> DIRECTIONS: The word "datetime": in how many lines of the records does it appear? Reply with the number alone.

> Dataset rows for apps and sites:

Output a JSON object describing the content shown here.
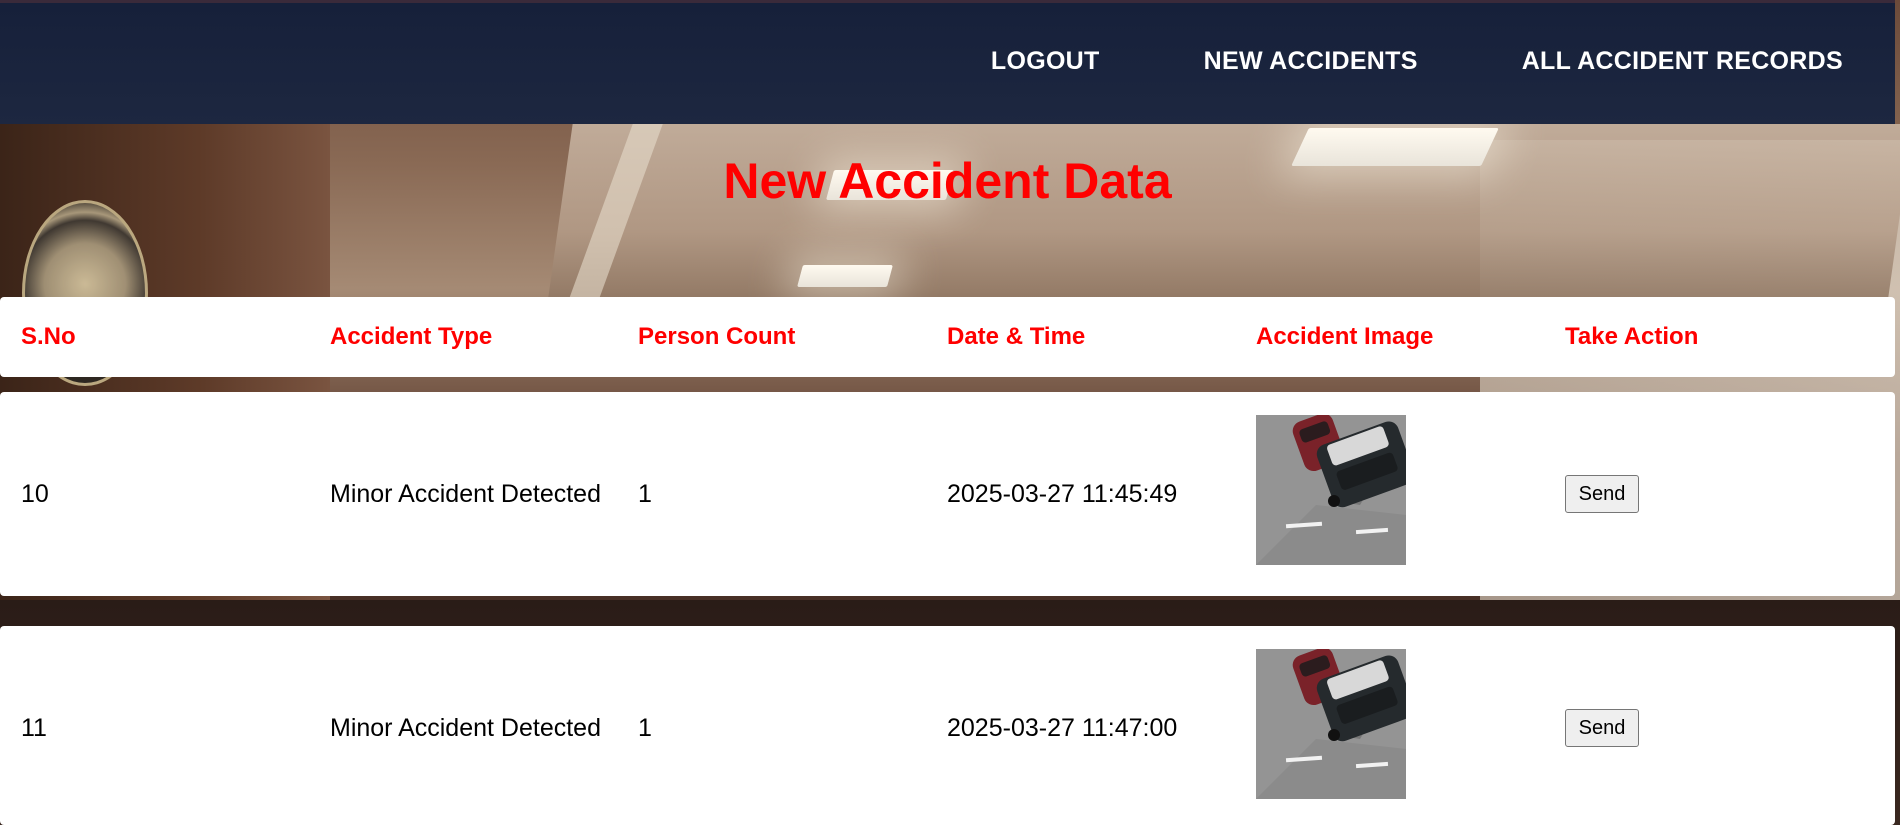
{
  "nav": {
    "logout": "LOGOUT",
    "new_accidents": "NEW ACCIDENTS",
    "all_records": "ALL ACCIDENT RECORDS"
  },
  "page": {
    "title": "New Accident Data"
  },
  "table": {
    "headers": [
      "S.No",
      "Accident Type",
      "Person Count",
      "Date & Time",
      "Accident Image",
      "Take Action"
    ],
    "rows": [
      {
        "sno": "10",
        "type": "Minor Accident Detected",
        "count": "1",
        "datetime": "2025-03-27 11:45:49",
        "image": "accident-photo",
        "action": "Send"
      },
      {
        "sno": "11",
        "type": "Minor Accident Detected",
        "count": "1",
        "datetime": "2025-03-27 11:47:00",
        "image": "accident-photo",
        "action": "Send"
      }
    ]
  },
  "colors": {
    "accent": "#ff0000",
    "navbar": "#1b2540"
  }
}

> SOLUTION FOR THIS PROBLEM: 2